It’s really hard to pick one, but I really enjoyed working on a couple of queer projects for pride month two years in a row for Converse. It started in 2018 when they reached out to me. Before that, Refinery29 reached out for a queer project as well, and that made me really happy.
I had the opportunity to push myself. I got to create art that can resonate with the community and find a deeper meaning apart from the aesthetic part of it.
There is so much amazing work out there in terms of illustration, design, and lettering.
The secret is finding context for what you are creating.
If it’s honest work it will impact other people who will hopefully respond well to it!
Image courtesy of Ionut Radulescu

What’s one dream project that you would love to do or be involved with?

I can’t think of a particular dream project, but I definitely want to work on more projects related to the topics of queer culture, gender identity, and self-expression. Those themes resonate the most with me and motivate me to do extensive research in order to come up with strong, compelling ideas that can resonate with people. That can materialize into an exhibition, online platform, campaign, book or magazine design.

What is one tool at your desk or workspace that you couldn’t live without?

I definitely can’t live without my laptop, Wacom graphic tablet, and my pen and notebook.

Where do you look for inspiration these days? Are there any artists, designers, or illustrators that you are loving at the moment?

I find myself looking at different things at a given time, but I do have some people that I follow and I am inspired by.
I look up to Veronica Ditting’s simple, yet sophisticated typographic and art direction style. I love her taste for editorial and what she did with the magazine Gentlewoman—a great magazine, well-designed that is not overly trendy and has a sense of elegance and eye for detail as far layout design.
I am also inspired by the work of Karel Martens, a Dutch graphic designer, and artist, whose work is both personal and experimental, but also publicly answerable. I am planning to buy his new book very soon!
Apart from that, I try to really stay away from the “design bubble” and look at art, photography, movies, dance and other forms of media for inspiration that can inject a new perspective and approach into my work.

What does the future of design look like to you? What changes do you foresee in the near future that will affect your work?

I think that there is an increased demand for video, animation, and VR.
That means that design, lettering, and illustration will need to move, and be more engaging when adapted onto a website, digital panel, or a social media campaign.
Also, the programs for digital design are now crafted to be more collaborative and efficient. Designers can make changes in real-time and developers can bring those to life and come up with their own solutions on how to build a smart design.
There’s definitely a lot more teamwork involved nowadays, and programs like Sketch or Figma for web are changing the way we work as designers and as creative teams!
For me, it’s definitely the challenge of staying on top of these things from a technical perspective, but also be strategic about it and work with people that can bring a new skill in order to make that project a success.

What’s the best advice you have ever received?
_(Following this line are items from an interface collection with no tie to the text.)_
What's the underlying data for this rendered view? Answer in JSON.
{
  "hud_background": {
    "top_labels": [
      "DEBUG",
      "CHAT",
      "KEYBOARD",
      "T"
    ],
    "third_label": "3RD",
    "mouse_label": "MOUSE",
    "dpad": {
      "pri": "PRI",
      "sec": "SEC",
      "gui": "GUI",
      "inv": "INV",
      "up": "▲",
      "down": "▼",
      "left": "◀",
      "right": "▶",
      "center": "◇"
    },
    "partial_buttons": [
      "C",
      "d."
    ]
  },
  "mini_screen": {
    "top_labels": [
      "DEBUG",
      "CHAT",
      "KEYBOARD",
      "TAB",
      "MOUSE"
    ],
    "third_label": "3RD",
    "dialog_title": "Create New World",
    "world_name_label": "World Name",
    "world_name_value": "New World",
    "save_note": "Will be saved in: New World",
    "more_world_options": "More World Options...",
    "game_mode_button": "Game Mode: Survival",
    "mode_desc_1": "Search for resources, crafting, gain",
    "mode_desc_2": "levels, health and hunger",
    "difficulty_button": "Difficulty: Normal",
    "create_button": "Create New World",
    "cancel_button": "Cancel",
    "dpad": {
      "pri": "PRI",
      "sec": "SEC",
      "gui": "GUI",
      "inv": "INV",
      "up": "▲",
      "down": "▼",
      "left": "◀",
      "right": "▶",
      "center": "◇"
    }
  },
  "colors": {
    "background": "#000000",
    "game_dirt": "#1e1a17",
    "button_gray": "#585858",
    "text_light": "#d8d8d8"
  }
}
What about the worst?

Best advice: To follow my intuition, take risks and make sure that my decisions are making me happy and I am being honest with myself.
Worst advice: I can’t recall bad advice that had impacted me.
Maybe once someone told me to experiment more creatively while in college, since I will be doing a lot of “normal” work later on in my professional life. That lead me to think about my work in way that I try to push myself and never stop learning and making new things, but at my own pace.

What’s next for you?

As of now, I am trying to learn new programs and read more about the topics that are of interest to me so that I can work on projects that I care about.
I am also planning to co-found a creative studio and be more involved in teamwork and growing a project collaboratively. I’m trying to improve my leadership skills and getting sharper with project management.
Also, I want to travel more this year, and hopefully go to Amsterdam this coming summer!